Missile defenders claim top honors at Air Defense Artillery Basic Officer Leader Course
From left, 2nd Lt. Jose Montalvo, 49th Missile Defense Battalion, Alaska National Guard; Lt. Gen. Daniel L. Karbler, commanding general, U.S. Army Space and Missile Defense Command; and 2nd Lt. Ira Jinkins, 100th Missile Defense Brigade, Colorado National Guard, stand for a photo following the Air Defense Artillery Basic Officer Leader Course graduation ceremony at McMahon Memorial Auditorium at Fort Sill, Oklahoma, Dec. 4, 2020. Jinkins was the course Honor Graduate and Montalvo earned the Col. Tedesco Leadership Award. (Photo provided) (Photo Credit: Courtesy photo) VIEW ORIGINAL

COLORADO SPRINGS, Colo. – Two 100th Missile Defense Brigade officers earned top honors at the Army Air Defense Artillery Basic Officer Leader Course during a graduation ceremony at Fort Sill, Oklahoma, Dec. 4.

Representing the 100th Missile Defense Brigade headquarters in Colorado Springs, 2nd Lt. Ira Jinkins was selected as the Lt. Gen. Kassidy Honor Graduate, and from the 49th Missile Defense Battalion at Fort Greely, Alaska, 2nd Lt. Jose Montalvo was named the Col. Tedesco Leadership Award winner, both for Class 03-20 SHORAD Track Phase.

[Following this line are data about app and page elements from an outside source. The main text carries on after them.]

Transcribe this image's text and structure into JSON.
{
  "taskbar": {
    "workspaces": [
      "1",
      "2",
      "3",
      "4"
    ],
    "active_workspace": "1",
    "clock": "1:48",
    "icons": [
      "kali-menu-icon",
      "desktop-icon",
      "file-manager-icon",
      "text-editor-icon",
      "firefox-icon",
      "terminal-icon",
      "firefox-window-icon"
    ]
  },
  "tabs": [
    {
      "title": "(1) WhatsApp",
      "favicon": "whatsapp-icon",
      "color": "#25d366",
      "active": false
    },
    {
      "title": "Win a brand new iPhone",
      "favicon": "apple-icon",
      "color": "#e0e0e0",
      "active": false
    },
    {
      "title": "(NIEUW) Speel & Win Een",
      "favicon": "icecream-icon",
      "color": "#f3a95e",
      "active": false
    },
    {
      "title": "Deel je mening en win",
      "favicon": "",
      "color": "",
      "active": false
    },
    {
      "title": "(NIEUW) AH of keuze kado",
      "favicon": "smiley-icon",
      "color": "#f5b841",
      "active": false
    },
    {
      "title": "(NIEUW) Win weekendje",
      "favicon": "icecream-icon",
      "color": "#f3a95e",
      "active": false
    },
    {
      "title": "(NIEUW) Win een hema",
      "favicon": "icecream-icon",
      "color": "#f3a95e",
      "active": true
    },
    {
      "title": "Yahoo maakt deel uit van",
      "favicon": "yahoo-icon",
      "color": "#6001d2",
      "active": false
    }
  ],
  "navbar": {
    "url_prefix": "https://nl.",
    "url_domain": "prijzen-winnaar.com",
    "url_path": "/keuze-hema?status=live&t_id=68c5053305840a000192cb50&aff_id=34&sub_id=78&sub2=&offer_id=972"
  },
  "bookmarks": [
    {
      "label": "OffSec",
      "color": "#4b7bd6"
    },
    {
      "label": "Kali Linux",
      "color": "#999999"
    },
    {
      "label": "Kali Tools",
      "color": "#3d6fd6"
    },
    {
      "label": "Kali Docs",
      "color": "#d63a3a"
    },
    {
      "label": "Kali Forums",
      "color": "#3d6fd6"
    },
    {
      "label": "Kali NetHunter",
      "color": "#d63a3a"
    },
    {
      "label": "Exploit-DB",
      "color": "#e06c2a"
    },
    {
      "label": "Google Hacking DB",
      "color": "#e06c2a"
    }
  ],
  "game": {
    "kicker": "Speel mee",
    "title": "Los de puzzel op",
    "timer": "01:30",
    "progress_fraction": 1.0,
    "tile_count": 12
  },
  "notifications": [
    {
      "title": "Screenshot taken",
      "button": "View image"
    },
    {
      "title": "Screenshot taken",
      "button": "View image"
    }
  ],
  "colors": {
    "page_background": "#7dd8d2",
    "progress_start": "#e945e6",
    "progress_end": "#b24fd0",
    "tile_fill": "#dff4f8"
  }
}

Both officers were commissioned through the National Guard’s Officer Candidate School program and each relied on his respective background and experience throughout the course.

“I think my experience in the military helped,” said Jinkins, who joined the Marine Corps in 1999 and has served in the Colorado Army National Guard since 2004. “Going through the Ground-based Midcourse Defense Fire Control Qualification Course was also helpful. There, I got something like a 95.78 percent and that is barely passing for GQC. That experience instilled a work and study ethic which helped at BOLC.

“That and the fact that I was older than most of the instructors and students,” he said with a laugh.

Jinkins was selected as the Honor Graduate for attaining the highest academic average above 90 percent and meeting additional criteria including passing the record Army Combat Fitness Test, meeting the Army height and weight standard, and qualifying with assigned weapon a first-time go.

He said his aim was not to become the Honor Graduate, but simply to do his best.

“I tried to instill the mentality in these younger officers to take it one day, one exam, one week at a time,” he said. “Like the old adage, eat the elephant one small bite at a time.”

According to the Fort Sill Fires Center of Excellence website, the Air Defense Artillery Basic Officer Leader Course lasts 18 weeks and three days. Included in the 697 hours of academics and training are individual and team assessments, as well as practical applications throughout.

Montalvo noted that most of his classmates in BOLC were newly commissioned Reserve Officer Training Corps and U.S. Military Academy college graduates with no prior military service. He said that he relished the opportunity to help them, drawing on his military background that began when he enlisted in the Puerto Rico Army National Guard in 2006 as a military police Soldier.

He has served in the 100th Missile Defense Brigade since 2014 at Vandenberg Air Force Base, California, and Fort Greely as an Alaska Army National Guardsman. He was selected for the leadership award for displaying outstanding leadership skills, demonstrating core leader competencies and by instructor and peer nomination.

“One of my main reasons for becoming an officer was so that I could help Soldiers,” said Montalvo. “It felt great to be selected for this honor, but it felt even better seeing how happy my fellow lieutenants were for me.

“Many of them came up to congratulate me and stated that I had definitely earned this award and expressed their appreciation for my assistance,” he said. “Once they started understanding the amount of knowledge and experience that we had, they started leaning on us and asking us questions. We became mentors rather than just classmates.”

Jinkins and Montalvo will return to their home stations and ultimately serve on a missile defense crew charged with the strategic ballistic missile defense of the homeland – a mission many of their classmates did not know existed.

“I think they gained a lot of respect for the National Guard,” said Jinkins. “They loved hearing about our job and didn’t realize such an important mission was executed by National Guard Soldiers.”

Montalvo said he is excited to return home to Alaska after nearly five months away, and is most proud of his accomplishments for what it will mean to his family.

"The biggest reward comes from the opportunity that I get to demonstrate to my kids that Daddy does his best in everything and that there is no double standard in my expectations of them,” he said.